EXERCISE PROMPT: Exact repetition of the data below is required.
◆ ◆ ◆ ◆ ◆
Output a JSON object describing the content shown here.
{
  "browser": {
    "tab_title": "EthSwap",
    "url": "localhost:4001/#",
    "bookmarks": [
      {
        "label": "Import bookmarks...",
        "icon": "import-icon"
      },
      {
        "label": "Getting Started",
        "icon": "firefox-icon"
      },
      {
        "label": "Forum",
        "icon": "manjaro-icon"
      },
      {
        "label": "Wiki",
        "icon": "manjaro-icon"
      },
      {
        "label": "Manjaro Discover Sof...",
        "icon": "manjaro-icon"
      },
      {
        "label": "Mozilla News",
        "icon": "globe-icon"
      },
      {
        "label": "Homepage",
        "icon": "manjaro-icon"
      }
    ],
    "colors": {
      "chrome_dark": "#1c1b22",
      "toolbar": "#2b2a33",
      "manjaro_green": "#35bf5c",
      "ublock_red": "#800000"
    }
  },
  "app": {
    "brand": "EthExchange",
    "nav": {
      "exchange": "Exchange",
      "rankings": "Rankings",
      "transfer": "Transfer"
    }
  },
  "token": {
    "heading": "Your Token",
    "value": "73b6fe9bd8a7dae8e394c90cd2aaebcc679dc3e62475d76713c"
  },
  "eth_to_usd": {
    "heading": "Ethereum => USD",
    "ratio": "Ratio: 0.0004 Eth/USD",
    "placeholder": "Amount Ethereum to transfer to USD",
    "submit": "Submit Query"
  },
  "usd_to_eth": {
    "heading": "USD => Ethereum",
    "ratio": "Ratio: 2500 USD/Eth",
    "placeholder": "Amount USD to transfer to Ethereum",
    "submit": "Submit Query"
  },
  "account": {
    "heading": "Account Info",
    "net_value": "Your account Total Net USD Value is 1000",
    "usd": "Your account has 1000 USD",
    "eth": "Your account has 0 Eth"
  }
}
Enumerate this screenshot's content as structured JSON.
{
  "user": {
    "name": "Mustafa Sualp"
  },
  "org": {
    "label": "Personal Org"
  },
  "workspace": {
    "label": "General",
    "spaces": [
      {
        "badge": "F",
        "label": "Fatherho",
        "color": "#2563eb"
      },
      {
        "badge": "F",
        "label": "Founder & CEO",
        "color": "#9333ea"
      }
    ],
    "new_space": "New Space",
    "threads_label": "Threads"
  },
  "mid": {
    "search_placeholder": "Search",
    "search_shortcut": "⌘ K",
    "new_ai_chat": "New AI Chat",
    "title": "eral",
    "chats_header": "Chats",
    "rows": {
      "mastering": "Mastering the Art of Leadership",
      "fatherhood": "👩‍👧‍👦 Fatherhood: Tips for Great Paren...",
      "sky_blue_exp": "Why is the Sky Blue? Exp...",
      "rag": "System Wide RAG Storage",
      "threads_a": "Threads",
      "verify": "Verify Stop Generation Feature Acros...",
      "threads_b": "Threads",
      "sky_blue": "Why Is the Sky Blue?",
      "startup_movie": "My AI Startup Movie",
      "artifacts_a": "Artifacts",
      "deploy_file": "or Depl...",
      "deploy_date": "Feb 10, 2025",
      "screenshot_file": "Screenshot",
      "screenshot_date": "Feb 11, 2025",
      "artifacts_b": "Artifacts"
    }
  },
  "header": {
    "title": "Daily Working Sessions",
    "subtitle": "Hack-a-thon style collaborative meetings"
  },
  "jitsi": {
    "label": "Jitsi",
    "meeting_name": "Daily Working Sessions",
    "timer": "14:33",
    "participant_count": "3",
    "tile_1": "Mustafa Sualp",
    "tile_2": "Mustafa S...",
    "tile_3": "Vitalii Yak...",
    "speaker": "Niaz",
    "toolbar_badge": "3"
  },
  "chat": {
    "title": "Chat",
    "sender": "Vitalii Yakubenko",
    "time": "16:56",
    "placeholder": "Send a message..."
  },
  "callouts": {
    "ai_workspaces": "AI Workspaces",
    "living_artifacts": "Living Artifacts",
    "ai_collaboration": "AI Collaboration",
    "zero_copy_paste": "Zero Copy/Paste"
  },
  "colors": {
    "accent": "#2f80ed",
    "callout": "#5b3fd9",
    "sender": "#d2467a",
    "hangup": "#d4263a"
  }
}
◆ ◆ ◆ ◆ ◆
EXERCISE OUTPUT:
Output a JSON object describing the content shown here.
{
  "browser": {
    "tab_title": "EthSwap",
    "url": "localhost:4001/#",
    "bookmarks": [
      {
        "label": "Import bookmarks...",
        "icon": "import-icon"
      },
      {
        "label": "Getting Started",
        "icon": "firefox-icon"
      },
      {
        "label": "Forum",
        "icon": "manjaro-icon"
      },
      {
        "label": "Wiki",
        "icon": "manjaro-icon"
      },
      {
        "label": "Manjaro Discover Sof...",
        "icon": "manjaro-icon"
      },
      {
        "label": "Mozilla News",
        "icon": "globe-icon"
      },
      {
        "label": "Homepage",
        "icon": "manjaro-icon"
      }
    ],
    "colors": {
      "chrome_dark": "#1c1b22",
      "toolbar": "#2b2a33",
      "manjaro_green": "#35bf5c",
      "ublock_red": "#800000"
    }
  },
  "app": {
    "brand": "EthExchange",
    "nav": {
      "exchange": "Exchange",
      "rankings": "Rankings",
      "transfer": "Transfer"
    }
  },
  "token": {
    "heading": "Your Token",
    "value": "73b6fe9bd8a7dae8e394c90cd2aaebcc679dc3e62475d76713c"
  },
  "eth_to_usd": {
    "heading": "Ethereum => USD",
    "ratio": "Ratio: 0.0004 Eth/USD",
    "placeholder": "Amount Ethereum to transfer to USD",
    "submit": "Submit Query"
  },
  "usd_to_eth": {
    "heading": "USD => Ethereum",
    "ratio": "Ratio: 2500 USD/Eth",
    "placeholder": "Amount USD to transfer to Ethereum",
    "submit": "Submit Query"
  },
  "account": {
    "heading": "Account Info",
    "net_value": "Your account Total Net USD Value is 1000",
    "usd": "Your account has 1000 USD",
    "eth": "Your account has 0 Eth"
  }
}
Enumerate this screenshot's content as structured JSON.
{
  "user": {
    "name": "Mustafa Sualp"
  },
  "org": {
    "label": "Personal Org"
  },
  "workspace": {
    "label": "General",
    "spaces": [
      {
        "badge": "F",
        "label": "Fatherho",
        "color": "#2563eb"
      },
      {
        "badge": "F",
        "label": "Founder & CEO",
        "color": "#9333ea"
      }
    ],
    "new_space": "New Space",
    "threads_label": "Threads"
  },
  "mid": {
    "search_placeholder": "Search",
    "search_shortcut": "⌘ K",
    "new_ai_chat": "New AI Chat",
    "title": "eral",
    "chats_header": "Chats",
    "rows": {
      "mastering": "Mastering the Art of Leadership",
      "fatherhood": "👩‍👧‍👦 Fatherhood: Tips for Great Paren...",
      "sky_blue_exp": "Why is the Sky Blue? Exp...",
      "rag": "System Wide RAG Storage",
      "threads_a": "Threads",
      "verify": "Verify Stop Generation Feature Acros...",
      "threads_b": "Threads",
      "sky_blue": "Why Is the Sky Blue?",
      "startup_movie": "My AI Startup Movie",
      "artifacts_a": "Artifacts",
      "deploy_file": "or Depl...",
      "deploy_date": "Feb 10, 2025",
      "screenshot_file": "Screenshot",
      "screenshot_date": "Feb 11, 2025",
      "artifacts_b": "Artifacts"
    }
  },
  "header": {
    "title": "Daily Working Sessions",
    "subtitle": "Hack-a-thon style collaborative meetings"
  },
  "jitsi": {
    "label": "Jitsi",
    "meeting_name": "Daily Working Sessions",
    "timer": "14:33",
    "participant_count": "3",
    "tile_1": "Mustafa Sualp",
    "tile_2": "Mustafa S...",
    "tile_3": "Vitalii Yak...",
    "speaker": "Niaz",
    "toolbar_badge": "3"
  },
  "chat": {
    "title": "Chat",
    "sender": "Vitalii Yakubenko",
    "time": "16:56",
    "placeholder": "Send a message..."
  },
  "callouts": {
    "ai_workspaces": "AI Workspaces",
    "living_artifacts": "Living Artifacts",
    "ai_collaboration": "AI Collaboration",
    "zero_copy_paste": "Zero Copy/Paste"
  },
  "colors": {
    "accent": "#2f80ed",
    "callout": "#5b3fd9",
    "sender": "#d2467a",
    "hangup": "#d4263a"
  }
}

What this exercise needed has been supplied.